Postal communication between India and Portugal dates back to 1510, when the Viceroy began communications with the Lisbon Court after Old Goa was conquered by Afonso de Albuquerque. Mails were transported via ships and over land routes, and the official correspondence that was involved can be explored in the present day museums and archives.
The first Portuguese India stamps
The very first Portuguese India postage stamps were released on the 1st of October in 1871. They were circulated to enable local postal communication inside the colony, while overseas mails required British India stamps. The design had a central denomination with an elliptical band inscribed with the words ‘India Port’ and ‘Servico Postal’. Almost 55 types of Portuguese India stamps were printed from 1871 to 1877. However, Portuguese Indian postmarks existed since 1854, with post offices functioning in Goa and Damaun. Later in 1880, a post office was established in Diu, exclusively for Portuguese India postal communication.
Subsequent issues of Portuguese India stamps
When India was included in Portugal’s standard ‘crown’ issue of postage stamps in 1877, nine values were incorporated, between 5r and 300r. When these stamp stocks were exhausted in 1881, older local stamps were circulated with surcharges for varying values, leading to almost a hundred different types until extra ‘crown’ stamps were printed in 1882.
From the year 1886 onwards, Portuguese India stamps were issued in patterns that closely followed the patterns of other colonies. In 1912, an exceptional succession of surcharges came up, rendered by perforations made through the centre of existing stamps, with the new values overprinted on either side.

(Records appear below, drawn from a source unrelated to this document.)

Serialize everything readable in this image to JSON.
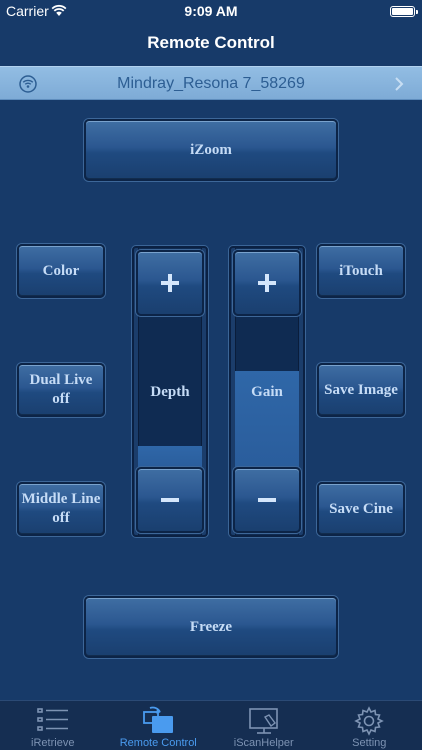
{
  "status_bar": {
    "carrier": "Carrier",
    "time": "9:09 AM"
  },
  "nav": {
    "title": "Remote Control"
  },
  "device": {
    "name": "Mindray_Resona 7_58269"
  },
  "controls": {
    "izoom": "iZoom",
    "color": "Color",
    "dual_live_line1": "Dual Live",
    "dual_live_line2": "off",
    "middle_line_line1": "Middle Line",
    "middle_line_line2": "off",
    "itouch": "iTouch",
    "save_image": "Save Image",
    "save_cine": "Save Cine",
    "freeze": "Freeze"
  },
  "sliders": {
    "depth": {
      "label": "Depth",
      "level": 0.15
    },
    "gain": {
      "label": "Gain",
      "level": 0.63
    }
  },
  "tabs": [
    {
      "label": "iRetrieve",
      "icon": "list-icon",
      "active": false
    },
    {
      "label": "Remote Control",
      "icon": "remote-icon",
      "active": true
    },
    {
      "label": "iScanHelper",
      "icon": "scan-helper-icon",
      "active": false
    },
    {
      "label": "Setting",
      "icon": "gear-icon",
      "active": false
    }
  ],
  "colors": {
    "background": "#173a69",
    "accent": "#4a9bef",
    "device_bar": "#8bb7e0"
  }
}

The commemorative Portuguese India stamps
In 1925, on Vasco da Gama’s 400th death anniversary, a stamp was released to mark the commemoration. Later in 1931, a group of six stamps were released to promote St. Francis Xavier’s Exposition conducted in Goa. Stamps were also released in 1946 and 1948 to honor prominent historical persons of the colony. The first stamp exhibition of Portuguese India stamps was held in 1952, when two stamps were released to commemorate the event; one of them was a remake of the earliest issue and the other depicted St. Francis Xavier. In 1956, an outstanding series honored the 450th year of Portuguese settlements, which comprised maps and portraits of ancient forts. Stamps having pictorial representation of various coins were released in 1959.

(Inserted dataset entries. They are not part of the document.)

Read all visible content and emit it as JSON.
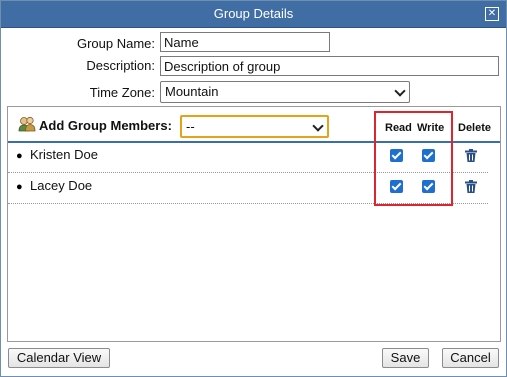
{
  "dialog": {
    "title": "Group Details"
  },
  "form": {
    "group_name_label": "Group Name:",
    "group_name_value": "Name",
    "description_label": "Description:",
    "description_value": "Description of group",
    "time_zone_label": "Time Zone:",
    "time_zone_value": "Mountain"
  },
  "members": {
    "add_label": "Add Group Members:",
    "add_select_value": "--",
    "col_read": "Read",
    "col_write": "Write",
    "col_delete": "Delete",
    "rows": [
      {
        "name": "Kristen Doe",
        "read": true,
        "write": true
      },
      {
        "name": "Lacey Doe",
        "read": true,
        "write": true
      }
    ]
  },
  "footer": {
    "calendar_view": "Calendar View",
    "save": "Save",
    "cancel": "Cancel"
  },
  "colors": {
    "titlebar": "#3f6da4",
    "checkbox": "#1f6fd0",
    "highlight": "#e0242f"
  }
}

The final use
On Prince Henry’s 500th anniversary on 25th June 1960, the final regular issue of Portuguese India stamp was released. Indian stamps were circulated from 1961, though the earlier stamps were accepted till the beginning of 1962. Nevertheless, Portugal kept issuing stamps for the colony that ceased existence, but were not sold or considered valid.
Valuable Portuguese India postage stamps played an important role in the Indian postal system, alongside the Dutch, Danish, French and British postal systems.